START Input data
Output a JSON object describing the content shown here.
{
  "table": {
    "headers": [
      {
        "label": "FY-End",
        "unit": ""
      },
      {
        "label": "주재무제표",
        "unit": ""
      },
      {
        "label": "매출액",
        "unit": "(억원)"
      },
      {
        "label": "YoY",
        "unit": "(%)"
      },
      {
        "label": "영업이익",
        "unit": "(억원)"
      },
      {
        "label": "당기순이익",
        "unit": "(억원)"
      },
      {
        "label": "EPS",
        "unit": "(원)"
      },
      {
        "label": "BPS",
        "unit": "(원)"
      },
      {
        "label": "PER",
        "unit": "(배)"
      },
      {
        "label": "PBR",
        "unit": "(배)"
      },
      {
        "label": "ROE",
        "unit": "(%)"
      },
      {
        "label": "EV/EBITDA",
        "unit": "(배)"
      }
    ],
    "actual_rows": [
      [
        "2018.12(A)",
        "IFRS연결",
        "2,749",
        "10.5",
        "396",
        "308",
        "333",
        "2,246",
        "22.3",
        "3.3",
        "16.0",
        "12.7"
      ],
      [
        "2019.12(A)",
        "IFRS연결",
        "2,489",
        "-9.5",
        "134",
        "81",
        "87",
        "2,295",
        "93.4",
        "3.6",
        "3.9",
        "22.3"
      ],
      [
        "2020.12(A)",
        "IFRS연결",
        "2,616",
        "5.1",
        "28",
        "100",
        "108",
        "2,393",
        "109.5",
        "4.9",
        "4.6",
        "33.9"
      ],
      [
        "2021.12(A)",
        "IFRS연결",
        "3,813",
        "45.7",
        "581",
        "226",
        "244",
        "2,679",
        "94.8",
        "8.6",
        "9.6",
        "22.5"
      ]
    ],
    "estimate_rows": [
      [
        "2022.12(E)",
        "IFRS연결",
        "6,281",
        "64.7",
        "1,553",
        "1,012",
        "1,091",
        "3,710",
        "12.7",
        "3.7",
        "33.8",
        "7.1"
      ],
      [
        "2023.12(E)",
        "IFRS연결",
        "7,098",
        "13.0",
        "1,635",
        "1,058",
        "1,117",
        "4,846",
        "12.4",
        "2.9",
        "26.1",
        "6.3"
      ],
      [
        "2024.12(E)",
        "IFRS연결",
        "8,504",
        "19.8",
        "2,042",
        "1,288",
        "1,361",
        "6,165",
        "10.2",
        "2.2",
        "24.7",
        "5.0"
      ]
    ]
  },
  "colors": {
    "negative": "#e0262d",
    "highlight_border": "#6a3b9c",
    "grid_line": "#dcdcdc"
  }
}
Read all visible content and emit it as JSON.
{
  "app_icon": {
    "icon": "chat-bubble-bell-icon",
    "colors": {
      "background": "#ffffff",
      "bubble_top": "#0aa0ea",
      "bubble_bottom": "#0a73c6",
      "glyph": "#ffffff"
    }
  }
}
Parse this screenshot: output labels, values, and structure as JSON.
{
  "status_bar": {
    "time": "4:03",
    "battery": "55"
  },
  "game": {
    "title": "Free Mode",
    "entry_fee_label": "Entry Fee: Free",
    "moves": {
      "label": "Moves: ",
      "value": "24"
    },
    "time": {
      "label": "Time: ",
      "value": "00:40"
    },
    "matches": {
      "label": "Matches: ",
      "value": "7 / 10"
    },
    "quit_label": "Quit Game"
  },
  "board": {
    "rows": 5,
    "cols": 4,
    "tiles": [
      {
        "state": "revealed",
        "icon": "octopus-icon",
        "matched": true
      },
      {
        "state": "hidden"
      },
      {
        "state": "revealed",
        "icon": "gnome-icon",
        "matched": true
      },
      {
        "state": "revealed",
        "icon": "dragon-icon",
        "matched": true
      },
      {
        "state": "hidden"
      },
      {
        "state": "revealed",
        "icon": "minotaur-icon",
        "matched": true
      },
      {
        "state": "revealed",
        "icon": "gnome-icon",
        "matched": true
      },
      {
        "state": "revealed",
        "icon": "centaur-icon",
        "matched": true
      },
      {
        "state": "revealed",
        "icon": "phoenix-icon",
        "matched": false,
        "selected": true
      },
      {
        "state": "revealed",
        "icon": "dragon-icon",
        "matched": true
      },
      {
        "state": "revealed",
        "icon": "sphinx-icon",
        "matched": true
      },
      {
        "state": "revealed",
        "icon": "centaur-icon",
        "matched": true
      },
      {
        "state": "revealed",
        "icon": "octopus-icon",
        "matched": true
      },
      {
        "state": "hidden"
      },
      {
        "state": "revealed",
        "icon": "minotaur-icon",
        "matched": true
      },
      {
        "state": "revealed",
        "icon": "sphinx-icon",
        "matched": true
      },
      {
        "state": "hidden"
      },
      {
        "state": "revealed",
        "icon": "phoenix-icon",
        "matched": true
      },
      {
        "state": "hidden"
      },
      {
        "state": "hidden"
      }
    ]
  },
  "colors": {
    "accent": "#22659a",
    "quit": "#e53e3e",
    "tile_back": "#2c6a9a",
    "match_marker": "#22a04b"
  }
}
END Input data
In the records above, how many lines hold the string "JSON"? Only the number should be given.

[Completed exercise]
3